(Dataset rows describing interfaces)
"""

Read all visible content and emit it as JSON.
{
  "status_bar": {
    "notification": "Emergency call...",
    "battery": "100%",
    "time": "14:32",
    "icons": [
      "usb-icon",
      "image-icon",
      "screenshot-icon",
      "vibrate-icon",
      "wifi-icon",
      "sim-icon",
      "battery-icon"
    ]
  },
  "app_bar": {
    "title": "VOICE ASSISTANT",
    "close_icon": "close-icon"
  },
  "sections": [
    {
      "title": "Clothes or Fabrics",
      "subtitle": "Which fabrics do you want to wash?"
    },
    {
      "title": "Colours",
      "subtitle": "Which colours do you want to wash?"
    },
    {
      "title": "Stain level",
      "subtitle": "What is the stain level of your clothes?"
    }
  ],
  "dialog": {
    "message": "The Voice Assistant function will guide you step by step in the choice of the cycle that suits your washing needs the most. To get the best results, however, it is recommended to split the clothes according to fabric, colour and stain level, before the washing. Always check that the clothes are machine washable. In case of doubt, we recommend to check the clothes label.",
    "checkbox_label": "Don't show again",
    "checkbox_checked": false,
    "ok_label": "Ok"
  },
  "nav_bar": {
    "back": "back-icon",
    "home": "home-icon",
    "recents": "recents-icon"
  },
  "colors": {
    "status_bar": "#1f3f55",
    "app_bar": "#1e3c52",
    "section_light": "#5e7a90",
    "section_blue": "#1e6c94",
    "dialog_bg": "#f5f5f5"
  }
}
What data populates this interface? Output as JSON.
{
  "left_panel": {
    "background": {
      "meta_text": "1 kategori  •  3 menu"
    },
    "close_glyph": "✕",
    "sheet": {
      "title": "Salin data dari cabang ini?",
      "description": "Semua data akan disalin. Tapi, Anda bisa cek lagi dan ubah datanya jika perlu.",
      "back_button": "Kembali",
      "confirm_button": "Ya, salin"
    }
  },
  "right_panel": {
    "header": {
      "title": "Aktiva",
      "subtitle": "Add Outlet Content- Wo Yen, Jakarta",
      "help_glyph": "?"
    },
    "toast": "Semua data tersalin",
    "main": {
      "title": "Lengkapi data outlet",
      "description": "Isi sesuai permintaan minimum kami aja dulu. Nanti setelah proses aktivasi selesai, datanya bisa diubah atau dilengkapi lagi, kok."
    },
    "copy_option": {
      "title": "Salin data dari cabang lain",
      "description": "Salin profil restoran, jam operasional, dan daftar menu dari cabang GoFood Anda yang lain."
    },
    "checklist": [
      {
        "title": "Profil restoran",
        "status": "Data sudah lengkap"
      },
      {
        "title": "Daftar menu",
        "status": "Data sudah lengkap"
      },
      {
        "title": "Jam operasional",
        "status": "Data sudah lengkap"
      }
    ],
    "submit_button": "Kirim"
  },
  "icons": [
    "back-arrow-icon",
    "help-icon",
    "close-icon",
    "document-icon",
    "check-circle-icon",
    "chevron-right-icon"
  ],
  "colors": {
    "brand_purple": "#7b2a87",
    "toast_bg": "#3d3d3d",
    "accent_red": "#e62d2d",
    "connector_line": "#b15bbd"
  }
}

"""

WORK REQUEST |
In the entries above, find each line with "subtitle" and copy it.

EXERCISE RESPONSE |
      "subtitle": "Which fabrics do you want to wash?"
      "subtitle": "Which colours do you want to wash?"
      "subtitle": "What is the stain level of your clothes?"
      "subtitle": "Add Outlet Content- Wo Yen, Jakarta",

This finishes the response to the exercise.